*** Opening Dataset excerpts ***

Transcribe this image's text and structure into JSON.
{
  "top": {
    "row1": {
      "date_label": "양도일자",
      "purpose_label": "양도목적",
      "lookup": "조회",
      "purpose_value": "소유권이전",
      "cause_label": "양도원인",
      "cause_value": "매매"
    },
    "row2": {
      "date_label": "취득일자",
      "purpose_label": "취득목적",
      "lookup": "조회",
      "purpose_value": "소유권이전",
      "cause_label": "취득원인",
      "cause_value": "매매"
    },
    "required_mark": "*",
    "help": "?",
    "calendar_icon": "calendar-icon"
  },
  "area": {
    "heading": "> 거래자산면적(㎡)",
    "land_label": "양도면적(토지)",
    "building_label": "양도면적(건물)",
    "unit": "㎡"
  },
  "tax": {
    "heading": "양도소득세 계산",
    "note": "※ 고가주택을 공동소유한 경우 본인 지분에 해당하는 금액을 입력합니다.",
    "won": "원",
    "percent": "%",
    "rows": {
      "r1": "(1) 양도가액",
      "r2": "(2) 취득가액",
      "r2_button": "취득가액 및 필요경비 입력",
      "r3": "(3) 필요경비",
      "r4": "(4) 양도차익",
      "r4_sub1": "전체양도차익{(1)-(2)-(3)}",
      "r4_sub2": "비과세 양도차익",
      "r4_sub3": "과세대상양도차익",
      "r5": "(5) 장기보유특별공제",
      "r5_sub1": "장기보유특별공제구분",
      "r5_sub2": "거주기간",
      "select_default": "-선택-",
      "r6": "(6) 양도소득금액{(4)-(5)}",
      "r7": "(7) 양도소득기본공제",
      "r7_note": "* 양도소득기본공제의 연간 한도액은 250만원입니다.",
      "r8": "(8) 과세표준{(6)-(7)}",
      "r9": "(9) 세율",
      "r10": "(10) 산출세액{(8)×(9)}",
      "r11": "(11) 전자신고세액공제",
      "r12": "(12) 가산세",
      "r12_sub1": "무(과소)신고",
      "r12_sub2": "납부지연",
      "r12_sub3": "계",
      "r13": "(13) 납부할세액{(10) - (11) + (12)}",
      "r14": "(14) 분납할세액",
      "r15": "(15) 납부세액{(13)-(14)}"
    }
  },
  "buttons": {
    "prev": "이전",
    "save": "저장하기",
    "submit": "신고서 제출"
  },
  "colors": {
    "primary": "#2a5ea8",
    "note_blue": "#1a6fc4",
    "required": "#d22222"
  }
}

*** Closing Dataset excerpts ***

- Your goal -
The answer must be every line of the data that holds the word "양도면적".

- Exercise result -
    "land_label": "양도면적(토지)",
    "building_label": "양도면적(건물)",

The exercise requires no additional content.